“It was assumed gasoline would be a lot more expensive today than it is and even though gasoline prices have gone up a little bit recently, they’re still at historically low levels,” EPA assistant administrator Bill Wehrum told reporters at a press conference, they report. “That changes driving habits, that changes the kinds of cars and trucks that people want to buy, that changes what is possible in terms of vehicle fuel efficiency.”
“Some automakers have expressed unease about an abrupt freezing of fuel-economy standards and the specter of having to meet different requirements in different states. Industry representatives commended the Trump administration Thursday for putting out multiple options for public comment but stressed that they continue to support fuel-economy increases,” Brady Dennis, Michael Laris and Juliet Eilperin write for the Washington Post.
Meanwhile, California Attorney General Xavier Becerra is preparing to file a lawsuit with 19 other state attorneys general to challenge the proposal unveiled yesterday, Miranda Green reports for The Hill.
“With today’s release of the Administration’s proposals, it’s time for substantive negotiations to begin,” the Alliance of Automobile Manufacturers says in a statement. “We urge California and the federal government to find a common-sense solution that sets continued increases in vehicle efficiency standards while also meeting the needs of America’s drivers.”
“The auto industry is leery of any proposal that stops progress toward better fuel economy for fear of a public backlash, even though it views the current rules as too stringent,” point out Timothy Puko and Alejandro Lazo for the Wall Street Journal.
“Given the number of states that follow California’s lead, mostly in the Northeast and Northwest, car makers say they fear the Trump administration’s aggressive rollback of fuel-economy standards will force states to go their own ways. They want to avoid a patchwork of regulations and the costly variations in vehicle design that could create,” they add.
As you would expect, “environmental groups who support the gas mileage standards, consumer advocacy groups, and medical associations that aim to reduce air pollution slammed the proposal,” reports Stephanie Ebbs for ABC News.
The Union of Concerned Scientists features an article titled “8 Ridiculous Things in the Trump Rollback of Clean Car Standards (And 1 Thing They Get Right),” for example.
So what exactly in the proposal is not labeled as an “absurdity,” you ask?
“Surprising to me was that the agencies acknowledge in their analysis that this rollback is bad for the automotive sector.
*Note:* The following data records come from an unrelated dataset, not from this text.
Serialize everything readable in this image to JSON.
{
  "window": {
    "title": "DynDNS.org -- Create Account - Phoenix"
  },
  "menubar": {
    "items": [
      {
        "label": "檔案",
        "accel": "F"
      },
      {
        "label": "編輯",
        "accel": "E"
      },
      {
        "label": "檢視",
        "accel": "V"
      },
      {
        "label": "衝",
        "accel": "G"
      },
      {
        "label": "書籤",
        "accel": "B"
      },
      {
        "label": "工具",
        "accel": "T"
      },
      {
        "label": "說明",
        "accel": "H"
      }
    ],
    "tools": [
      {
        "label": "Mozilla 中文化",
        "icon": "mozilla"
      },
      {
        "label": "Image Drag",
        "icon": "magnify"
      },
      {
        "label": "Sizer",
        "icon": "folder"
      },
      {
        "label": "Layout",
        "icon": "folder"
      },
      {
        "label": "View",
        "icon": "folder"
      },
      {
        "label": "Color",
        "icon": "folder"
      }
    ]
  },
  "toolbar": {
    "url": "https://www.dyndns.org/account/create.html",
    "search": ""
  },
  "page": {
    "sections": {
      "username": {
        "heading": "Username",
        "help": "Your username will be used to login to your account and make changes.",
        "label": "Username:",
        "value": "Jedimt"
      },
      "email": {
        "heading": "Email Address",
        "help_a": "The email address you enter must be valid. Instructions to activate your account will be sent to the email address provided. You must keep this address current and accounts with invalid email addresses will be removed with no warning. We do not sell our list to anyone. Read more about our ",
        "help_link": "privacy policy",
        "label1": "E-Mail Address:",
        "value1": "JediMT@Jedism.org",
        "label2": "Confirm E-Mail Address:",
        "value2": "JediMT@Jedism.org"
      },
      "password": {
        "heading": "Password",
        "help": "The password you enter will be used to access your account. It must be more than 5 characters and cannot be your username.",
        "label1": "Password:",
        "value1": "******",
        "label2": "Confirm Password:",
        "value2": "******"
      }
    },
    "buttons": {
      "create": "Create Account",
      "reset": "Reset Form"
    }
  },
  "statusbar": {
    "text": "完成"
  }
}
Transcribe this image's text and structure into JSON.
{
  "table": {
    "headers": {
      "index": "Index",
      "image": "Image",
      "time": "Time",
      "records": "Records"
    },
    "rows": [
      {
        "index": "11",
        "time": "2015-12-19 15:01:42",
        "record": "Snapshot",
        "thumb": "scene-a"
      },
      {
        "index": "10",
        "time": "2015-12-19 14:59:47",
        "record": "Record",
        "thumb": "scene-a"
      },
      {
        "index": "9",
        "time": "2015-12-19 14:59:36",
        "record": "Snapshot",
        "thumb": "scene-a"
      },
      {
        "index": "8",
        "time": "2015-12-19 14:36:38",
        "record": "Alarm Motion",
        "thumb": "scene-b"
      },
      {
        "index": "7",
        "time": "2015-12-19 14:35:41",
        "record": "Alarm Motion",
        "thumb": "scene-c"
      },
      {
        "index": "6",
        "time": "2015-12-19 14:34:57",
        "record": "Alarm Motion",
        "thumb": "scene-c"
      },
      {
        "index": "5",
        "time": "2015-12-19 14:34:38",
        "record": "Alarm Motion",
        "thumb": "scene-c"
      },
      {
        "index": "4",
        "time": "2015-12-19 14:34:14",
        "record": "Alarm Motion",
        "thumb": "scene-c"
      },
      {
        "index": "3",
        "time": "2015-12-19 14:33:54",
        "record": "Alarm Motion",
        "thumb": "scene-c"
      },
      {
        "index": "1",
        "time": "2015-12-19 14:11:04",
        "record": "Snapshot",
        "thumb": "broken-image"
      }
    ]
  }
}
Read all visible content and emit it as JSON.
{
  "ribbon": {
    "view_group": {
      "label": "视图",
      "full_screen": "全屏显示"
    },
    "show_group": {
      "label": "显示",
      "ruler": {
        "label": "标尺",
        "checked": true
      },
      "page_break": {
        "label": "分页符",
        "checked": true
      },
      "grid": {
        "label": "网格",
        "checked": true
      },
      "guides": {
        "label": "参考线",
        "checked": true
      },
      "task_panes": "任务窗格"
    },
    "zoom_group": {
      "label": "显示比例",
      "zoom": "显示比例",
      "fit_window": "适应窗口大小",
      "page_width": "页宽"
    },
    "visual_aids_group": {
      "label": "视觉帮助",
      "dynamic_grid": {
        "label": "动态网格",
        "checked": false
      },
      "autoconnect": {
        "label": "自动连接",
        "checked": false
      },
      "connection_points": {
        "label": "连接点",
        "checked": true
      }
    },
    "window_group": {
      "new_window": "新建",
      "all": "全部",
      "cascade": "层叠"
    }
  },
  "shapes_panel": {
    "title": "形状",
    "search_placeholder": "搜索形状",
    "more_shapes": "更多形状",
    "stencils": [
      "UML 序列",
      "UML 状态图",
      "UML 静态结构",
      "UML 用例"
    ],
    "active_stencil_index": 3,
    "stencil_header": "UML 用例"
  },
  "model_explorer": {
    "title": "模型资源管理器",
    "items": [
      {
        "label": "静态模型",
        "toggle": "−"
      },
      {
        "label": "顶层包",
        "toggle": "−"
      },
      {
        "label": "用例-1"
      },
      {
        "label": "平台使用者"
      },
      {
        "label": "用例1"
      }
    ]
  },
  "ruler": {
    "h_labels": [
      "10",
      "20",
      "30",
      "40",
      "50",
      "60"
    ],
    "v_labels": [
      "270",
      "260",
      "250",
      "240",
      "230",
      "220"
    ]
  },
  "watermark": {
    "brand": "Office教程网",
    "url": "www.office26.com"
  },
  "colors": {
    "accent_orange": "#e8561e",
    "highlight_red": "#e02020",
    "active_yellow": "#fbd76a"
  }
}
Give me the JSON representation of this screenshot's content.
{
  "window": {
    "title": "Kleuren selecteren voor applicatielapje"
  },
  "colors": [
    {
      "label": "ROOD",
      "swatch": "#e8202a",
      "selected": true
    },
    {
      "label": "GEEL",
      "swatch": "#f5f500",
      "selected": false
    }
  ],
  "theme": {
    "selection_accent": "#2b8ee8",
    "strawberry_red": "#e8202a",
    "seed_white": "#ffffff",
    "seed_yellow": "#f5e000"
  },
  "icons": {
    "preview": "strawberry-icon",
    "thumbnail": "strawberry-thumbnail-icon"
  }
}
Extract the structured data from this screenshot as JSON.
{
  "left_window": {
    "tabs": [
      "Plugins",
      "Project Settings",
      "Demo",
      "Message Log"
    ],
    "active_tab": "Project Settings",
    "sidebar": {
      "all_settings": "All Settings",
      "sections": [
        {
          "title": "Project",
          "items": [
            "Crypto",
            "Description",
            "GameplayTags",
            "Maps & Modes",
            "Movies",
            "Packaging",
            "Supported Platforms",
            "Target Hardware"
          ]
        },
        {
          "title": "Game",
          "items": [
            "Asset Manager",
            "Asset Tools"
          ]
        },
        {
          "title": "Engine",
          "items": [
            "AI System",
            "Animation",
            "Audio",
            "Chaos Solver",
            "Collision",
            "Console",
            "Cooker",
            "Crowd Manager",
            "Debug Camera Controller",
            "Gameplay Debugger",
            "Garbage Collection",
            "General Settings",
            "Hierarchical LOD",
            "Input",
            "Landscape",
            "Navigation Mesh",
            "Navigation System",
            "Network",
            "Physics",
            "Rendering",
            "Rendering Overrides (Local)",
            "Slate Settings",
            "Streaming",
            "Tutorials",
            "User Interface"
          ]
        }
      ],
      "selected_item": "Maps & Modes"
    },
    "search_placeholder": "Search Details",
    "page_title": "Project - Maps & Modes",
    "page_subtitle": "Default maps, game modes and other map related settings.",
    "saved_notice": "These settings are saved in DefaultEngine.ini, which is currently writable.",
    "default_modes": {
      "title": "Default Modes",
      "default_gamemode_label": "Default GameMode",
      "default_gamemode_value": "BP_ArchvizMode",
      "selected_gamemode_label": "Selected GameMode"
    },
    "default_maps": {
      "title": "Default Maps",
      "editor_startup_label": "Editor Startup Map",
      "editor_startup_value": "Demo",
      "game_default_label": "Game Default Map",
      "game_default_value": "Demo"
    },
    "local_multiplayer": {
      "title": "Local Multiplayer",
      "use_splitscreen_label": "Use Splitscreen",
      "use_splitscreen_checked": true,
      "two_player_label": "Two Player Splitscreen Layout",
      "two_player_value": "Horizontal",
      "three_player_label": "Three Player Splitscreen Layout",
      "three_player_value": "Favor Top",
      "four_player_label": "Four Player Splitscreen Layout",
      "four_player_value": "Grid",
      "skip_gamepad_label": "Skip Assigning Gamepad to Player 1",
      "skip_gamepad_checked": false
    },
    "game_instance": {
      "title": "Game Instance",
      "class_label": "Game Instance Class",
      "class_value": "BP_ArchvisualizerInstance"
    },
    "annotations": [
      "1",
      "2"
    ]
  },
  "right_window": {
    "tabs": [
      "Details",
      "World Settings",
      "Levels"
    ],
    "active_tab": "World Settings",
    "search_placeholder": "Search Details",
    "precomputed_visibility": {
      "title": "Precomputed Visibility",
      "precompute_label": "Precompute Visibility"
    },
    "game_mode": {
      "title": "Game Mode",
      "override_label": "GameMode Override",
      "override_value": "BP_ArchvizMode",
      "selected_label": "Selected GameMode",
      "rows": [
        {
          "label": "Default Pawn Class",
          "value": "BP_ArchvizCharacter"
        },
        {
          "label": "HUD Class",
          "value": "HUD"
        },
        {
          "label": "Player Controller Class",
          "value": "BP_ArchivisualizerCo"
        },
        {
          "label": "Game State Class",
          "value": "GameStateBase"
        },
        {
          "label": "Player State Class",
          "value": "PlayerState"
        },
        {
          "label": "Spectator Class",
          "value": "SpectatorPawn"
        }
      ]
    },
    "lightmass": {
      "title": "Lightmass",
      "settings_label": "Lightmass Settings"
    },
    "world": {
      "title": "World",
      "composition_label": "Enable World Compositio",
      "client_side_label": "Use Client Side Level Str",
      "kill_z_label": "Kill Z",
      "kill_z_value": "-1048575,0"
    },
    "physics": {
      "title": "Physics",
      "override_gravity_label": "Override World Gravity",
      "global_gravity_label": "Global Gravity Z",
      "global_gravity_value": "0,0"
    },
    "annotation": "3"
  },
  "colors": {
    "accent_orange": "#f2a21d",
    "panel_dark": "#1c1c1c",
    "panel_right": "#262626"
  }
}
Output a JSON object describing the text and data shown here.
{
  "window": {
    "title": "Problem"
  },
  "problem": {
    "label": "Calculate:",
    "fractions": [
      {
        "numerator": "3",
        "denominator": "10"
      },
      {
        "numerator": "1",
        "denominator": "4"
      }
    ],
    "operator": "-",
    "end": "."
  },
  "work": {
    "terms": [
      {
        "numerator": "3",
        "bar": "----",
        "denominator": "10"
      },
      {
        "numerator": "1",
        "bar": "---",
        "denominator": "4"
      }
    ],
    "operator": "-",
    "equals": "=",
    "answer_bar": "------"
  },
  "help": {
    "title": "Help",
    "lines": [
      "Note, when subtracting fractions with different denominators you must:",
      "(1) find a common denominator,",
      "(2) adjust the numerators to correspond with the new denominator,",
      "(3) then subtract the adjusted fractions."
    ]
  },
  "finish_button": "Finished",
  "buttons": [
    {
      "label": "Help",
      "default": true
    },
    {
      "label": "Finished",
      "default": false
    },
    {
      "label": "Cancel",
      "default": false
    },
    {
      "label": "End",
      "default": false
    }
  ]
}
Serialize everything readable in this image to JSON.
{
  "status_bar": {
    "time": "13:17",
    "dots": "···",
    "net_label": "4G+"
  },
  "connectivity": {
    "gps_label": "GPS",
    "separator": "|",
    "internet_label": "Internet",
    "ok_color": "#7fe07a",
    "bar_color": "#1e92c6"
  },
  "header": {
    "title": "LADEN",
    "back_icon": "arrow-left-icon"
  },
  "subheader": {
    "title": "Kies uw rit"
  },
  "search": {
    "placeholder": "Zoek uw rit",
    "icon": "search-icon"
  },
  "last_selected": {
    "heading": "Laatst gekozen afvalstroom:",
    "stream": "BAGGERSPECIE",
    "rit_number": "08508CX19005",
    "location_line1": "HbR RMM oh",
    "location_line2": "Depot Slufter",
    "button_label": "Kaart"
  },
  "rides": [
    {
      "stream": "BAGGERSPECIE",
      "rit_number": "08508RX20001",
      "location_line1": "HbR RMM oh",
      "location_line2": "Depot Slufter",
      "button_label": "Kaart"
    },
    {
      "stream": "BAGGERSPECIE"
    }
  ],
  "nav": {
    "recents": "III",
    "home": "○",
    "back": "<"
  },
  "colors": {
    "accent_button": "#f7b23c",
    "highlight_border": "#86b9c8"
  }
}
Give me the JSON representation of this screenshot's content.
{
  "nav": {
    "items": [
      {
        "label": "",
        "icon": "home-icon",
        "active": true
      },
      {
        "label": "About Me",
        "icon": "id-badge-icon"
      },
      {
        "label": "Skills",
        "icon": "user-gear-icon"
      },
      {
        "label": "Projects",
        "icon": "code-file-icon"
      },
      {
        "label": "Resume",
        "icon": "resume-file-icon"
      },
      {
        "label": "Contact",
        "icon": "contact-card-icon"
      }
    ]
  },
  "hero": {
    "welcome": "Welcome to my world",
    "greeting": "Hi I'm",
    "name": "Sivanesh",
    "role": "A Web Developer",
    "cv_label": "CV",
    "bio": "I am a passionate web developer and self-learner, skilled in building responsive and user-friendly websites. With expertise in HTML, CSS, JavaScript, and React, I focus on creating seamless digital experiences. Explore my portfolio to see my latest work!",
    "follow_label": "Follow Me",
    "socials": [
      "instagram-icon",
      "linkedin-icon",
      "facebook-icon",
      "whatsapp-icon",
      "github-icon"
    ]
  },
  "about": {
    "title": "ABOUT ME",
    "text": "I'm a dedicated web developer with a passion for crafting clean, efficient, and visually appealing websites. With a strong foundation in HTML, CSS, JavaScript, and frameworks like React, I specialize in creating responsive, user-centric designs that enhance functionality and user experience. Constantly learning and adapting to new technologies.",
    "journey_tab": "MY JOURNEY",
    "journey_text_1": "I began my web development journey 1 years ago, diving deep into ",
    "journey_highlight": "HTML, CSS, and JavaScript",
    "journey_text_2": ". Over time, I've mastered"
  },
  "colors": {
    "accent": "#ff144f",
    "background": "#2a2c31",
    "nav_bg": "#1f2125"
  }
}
According to their analysis, the industry stands to lose $200-$250 billion in revenue, cut investments in technology by $40 billion, and cut jobs in the automotive sector by 60,000 in 2030,” writes senior vehicles analyst Dave Cooke.
“The Trump administration’s proposal to slam the brakes on America’s successful Clean Car Standards is a massive pileup of bad ideas,” Environmental Defense Fund president Fred Krupp says in a statement. “This proposal will substantially increase pollution and will cost the average American family hundreds of dollars a year extra for gas.”
In the long term, it will also impact profits at U.S. automakers, some maintain.
“Freezing U.S. fuel standards is a gift to China's auto industry,” according to Kate Gordon, a non-resident Fellow at the Columbia Center on Global Energy Policy and the author of Risky Business: The Economic Risks of Climate Change in the United States.
“Freezing fuel efficiency standards at this critical juncture, when momentum is picking up and billions of dollars in investments are following suit, would cede the growing EV market to China and create unnecessary regulatory uncertainty for automakers in the United States. The Trump administration should preserve the current standards or risk encouraging American automakers to build the cars of the past in an increasingly electric future,” she writes in a commentary distributed by Reuters.